Tucson home drug lab explosion part of dangerous trend
Photo: Video by kgun9.com
CREATED Jun. 4, 2013
TUCSON (KGUN9-TV) - Shattered glass, screams and shock filled a west side neighborhood. The cause, according to police, was a trio making drugs at their home. But they weren’t dealing with meth. It’s something sticker and, KGUN9 learns, it's growing in popularity.
Tucson police evacuated the neighborhood off Roger near Flowing Wells Monday after two back-to-back explosions at a townhouse, investigators said. Windows were blown out, glass had sprayed up to 15 feet and armed police wore hazmat suits when heading inside.
Officers arrested Francisco Sandoval, 29, Vanessa Ybarra, 28, and Wesley Dunson, 19, for felony drug-making charges. More specifically, for making a potent narcotic called "hash oil" made from marijuana.
“The danger is just as bad or possibly even worse,” said Sgt. Chris Widmer, comparing meth production to that of hash oil.
Many YouTube videos detail the process, which requires the highly flammable gas butane.
One misstep can lead to an explosion. Two of the arrested were burned in the blast.
“They're putting a lot of people in danger around them -- not just themselves,” Widmer said. “There's no safe way to do this.”
“These explosions are often misidentified as pipe bombs or meth labs,” wrote Ariz. Drug Enforcement Administration spokeswoman Ramona Sanchez. “Even more disturbing is that initial explosions can lead to secondary explosions and fires!”
Widmer said this is Tucson's second hash oil explosion in about two months. The last one happened at a motel.
“It's becoming more prevalent,” he said.
From San Diego to Lansing, Mich. to Edmond, Okla., media outlets reported similar explosions in recent months at houses and motels, destroying walls, windows and buildings.
The U.S. Fire Administration, part of FEMA, issued a nationwide warning, writing in part: "In states with legalized use and availability of medical marijuana, these incidents appear to be increasing." Those states include Arizona.

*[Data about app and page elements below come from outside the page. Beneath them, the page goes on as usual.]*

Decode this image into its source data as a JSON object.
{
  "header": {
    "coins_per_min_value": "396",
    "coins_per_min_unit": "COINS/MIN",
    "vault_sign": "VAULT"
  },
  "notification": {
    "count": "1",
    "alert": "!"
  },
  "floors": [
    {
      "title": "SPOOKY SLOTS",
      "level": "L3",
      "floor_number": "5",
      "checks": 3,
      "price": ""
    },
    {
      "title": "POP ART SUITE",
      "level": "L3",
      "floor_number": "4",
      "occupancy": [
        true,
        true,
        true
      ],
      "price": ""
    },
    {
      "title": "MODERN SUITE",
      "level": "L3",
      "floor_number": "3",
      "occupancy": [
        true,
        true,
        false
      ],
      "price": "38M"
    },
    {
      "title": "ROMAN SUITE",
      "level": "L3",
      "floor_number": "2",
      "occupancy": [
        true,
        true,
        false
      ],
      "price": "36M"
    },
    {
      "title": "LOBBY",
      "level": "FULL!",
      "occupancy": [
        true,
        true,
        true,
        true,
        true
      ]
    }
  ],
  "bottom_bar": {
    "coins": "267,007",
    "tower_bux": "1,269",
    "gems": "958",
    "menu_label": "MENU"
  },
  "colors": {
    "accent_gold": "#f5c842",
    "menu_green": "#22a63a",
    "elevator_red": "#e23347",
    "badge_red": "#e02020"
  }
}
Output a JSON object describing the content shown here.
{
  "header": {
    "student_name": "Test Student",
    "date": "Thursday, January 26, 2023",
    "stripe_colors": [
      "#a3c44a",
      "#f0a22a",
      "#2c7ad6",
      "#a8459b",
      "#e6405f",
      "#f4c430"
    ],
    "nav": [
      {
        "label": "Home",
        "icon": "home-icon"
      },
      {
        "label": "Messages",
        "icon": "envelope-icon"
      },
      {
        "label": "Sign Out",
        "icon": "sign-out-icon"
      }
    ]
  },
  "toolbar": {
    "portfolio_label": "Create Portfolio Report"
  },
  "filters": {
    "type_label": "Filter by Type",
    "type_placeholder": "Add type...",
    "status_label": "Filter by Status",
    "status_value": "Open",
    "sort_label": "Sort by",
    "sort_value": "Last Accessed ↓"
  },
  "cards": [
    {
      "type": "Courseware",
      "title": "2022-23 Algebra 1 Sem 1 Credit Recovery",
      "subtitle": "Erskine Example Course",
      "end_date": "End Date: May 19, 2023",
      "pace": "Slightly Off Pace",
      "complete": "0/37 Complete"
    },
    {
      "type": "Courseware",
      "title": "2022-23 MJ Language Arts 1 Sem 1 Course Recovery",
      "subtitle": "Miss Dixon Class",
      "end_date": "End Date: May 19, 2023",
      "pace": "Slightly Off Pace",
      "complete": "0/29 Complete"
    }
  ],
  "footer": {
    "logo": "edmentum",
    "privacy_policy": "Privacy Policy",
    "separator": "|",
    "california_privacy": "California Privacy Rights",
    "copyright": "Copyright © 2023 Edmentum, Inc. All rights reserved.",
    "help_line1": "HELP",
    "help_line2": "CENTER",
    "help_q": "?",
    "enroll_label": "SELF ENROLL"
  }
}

Police want criminals to know the danger of trying to make this stuff before they start. They also want neighbors to call 9-1-1 when they have reason to think it's happening next door.
Sandoval, Ybarra and Dunson each face one count of "conspiracy to manufacture a narcotic drug," one count of "unlawful possession of a narcotic drug" and one count of "unlawful possession of a marijuana for sale."